• **Activity**:
Please write out the data exactly, line by line.

• **Data in this exercise**:
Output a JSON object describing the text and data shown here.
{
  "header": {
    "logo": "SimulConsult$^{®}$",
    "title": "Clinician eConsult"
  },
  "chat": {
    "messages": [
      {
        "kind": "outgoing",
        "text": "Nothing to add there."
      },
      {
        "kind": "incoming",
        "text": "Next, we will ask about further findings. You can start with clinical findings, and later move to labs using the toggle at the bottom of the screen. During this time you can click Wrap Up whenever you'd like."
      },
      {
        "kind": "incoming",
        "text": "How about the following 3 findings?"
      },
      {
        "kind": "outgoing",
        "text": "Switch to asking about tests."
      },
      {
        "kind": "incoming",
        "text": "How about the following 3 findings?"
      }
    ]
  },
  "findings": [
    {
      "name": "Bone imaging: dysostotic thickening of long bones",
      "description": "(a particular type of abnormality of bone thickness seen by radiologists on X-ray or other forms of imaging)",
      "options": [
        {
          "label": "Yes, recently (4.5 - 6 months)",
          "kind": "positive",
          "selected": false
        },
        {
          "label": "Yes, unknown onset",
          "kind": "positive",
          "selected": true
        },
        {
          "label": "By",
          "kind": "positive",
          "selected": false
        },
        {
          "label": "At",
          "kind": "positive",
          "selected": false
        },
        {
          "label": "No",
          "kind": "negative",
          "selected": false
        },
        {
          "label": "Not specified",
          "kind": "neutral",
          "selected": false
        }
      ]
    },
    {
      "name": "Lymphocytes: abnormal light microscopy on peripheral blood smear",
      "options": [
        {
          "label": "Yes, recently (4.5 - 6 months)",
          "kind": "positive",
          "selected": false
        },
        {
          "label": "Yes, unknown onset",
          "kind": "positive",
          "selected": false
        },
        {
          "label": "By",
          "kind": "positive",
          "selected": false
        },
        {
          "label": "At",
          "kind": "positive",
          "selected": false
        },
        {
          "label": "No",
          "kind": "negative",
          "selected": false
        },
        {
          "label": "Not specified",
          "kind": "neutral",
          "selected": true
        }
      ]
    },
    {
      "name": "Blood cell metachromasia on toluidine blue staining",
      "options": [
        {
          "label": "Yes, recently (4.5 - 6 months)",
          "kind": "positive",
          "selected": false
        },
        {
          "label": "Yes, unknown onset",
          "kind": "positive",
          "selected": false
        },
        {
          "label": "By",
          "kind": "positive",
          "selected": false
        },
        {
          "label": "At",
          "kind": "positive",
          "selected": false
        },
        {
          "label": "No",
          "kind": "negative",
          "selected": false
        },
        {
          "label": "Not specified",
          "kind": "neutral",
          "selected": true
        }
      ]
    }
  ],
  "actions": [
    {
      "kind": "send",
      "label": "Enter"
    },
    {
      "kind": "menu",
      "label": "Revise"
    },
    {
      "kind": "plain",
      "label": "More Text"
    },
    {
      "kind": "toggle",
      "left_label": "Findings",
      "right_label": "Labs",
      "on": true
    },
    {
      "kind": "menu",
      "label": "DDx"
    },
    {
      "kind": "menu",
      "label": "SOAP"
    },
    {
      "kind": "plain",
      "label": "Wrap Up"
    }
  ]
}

• **Reply to the task**:
Output a JSON object describing the text and data shown here.
{
  "header": {
    "logo": "SimulConsult$^{®}$",
    "title": "Clinician eConsult"
  },
  "chat": {
    "messages": [
      {
        "kind": "outgoing",
        "text": "Nothing to add there."
      },
      {
        "kind": "incoming",
        "text": "Next, we will ask about further findings. You can start with clinical findings, and later move to labs using the toggle at the bottom of the screen. During this time you can click Wrap Up whenever you'd like."
      },
      {
        "kind": "incoming",
        "text": "How about the following 3 findings?"
      },
      {
        "kind": "outgoing",
        "text": "Switch to asking about tests."
      },
      {
        "kind": "incoming",
        "text": "How about the following 3 findings?"
      }
    ]
  },
  "findings": [
    {
      "name": "Bone imaging: dysostotic thickening of long bones",
      "description": "(a particular type of abnormality of bone thickness seen by radiologists on X-ray or other forms of imaging)",
      "options": [
        {
          "label": "Yes, recently (4.5 - 6 months)",
          "kind": "positive",
          "selected": false
        },
        {
          "label": "Yes, unknown onset",
          "kind": "positive",
          "selected": true
        },
        {
          "label": "By",
          "kind": "positive",
          "selected": false
        },
        {
          "label": "At",
          "kind": "positive",
          "selected": false
        },
        {
          "label": "No",
          "kind": "negative",
          "selected": false
        },
        {
          "label": "Not specified",
          "kind": "neutral",
          "selected": false
        }
      ]
    },
    {
      "name": "Lymphocytes: abnormal light microscopy on peripheral blood smear",
      "options": [
        {
          "label": "Yes, recently (4.5 - 6 months)",
          "kind": "positive",
          "selected": false
        },
        {
          "label": "Yes, unknown onset",
          "kind": "positive",
          "selected": false
        },
        {
          "label": "By",
          "kind": "positive",
          "selected": false
        },
        {
          "label": "At",
          "kind": "positive",
          "selected": false
        },
        {
          "label": "No",
          "kind": "negative",
          "selected": false
        },
        {
          "label": "Not specified",
          "kind": "neutral",
          "selected": true
        }
      ]
    },
    {
      "name": "Blood cell metachromasia on toluidine blue staining",
      "options": [
        {
          "label": "Yes, recently (4.5 - 6 months)",
          "kind": "positive",
          "selected": false
        },
        {
          "label": "Yes, unknown onset",
          "kind": "positive",
          "selected": false
        },
        {
          "label": "By",
          "kind": "positive",
          "selected": false
        },
        {
          "label": "At",
          "kind": "positive",
          "selected": false
        },
        {
          "label": "No",
          "kind": "negative",
          "selected": false
        },
        {
          "label": "Not specified",
          "kind": "neutral",
          "selected": true
        }
      ]
    }
  ],
  "actions": [
    {
      "kind": "send",
      "label": "Enter"
    },
    {
      "kind": "menu",
      "label": "Revise"
    },
    {
      "kind": "plain",
      "label": "More Text"
    },
    {
      "kind": "toggle",
      "left_label": "Findings",
      "right_label": "Labs",
      "on": true
    },
    {
      "kind": "menu",
      "label": "DDx"
    },
    {
      "kind": "menu",
      "label": "SOAP"
    },
    {
      "kind": "plain",
      "label": "Wrap Up"
    }
  ]
}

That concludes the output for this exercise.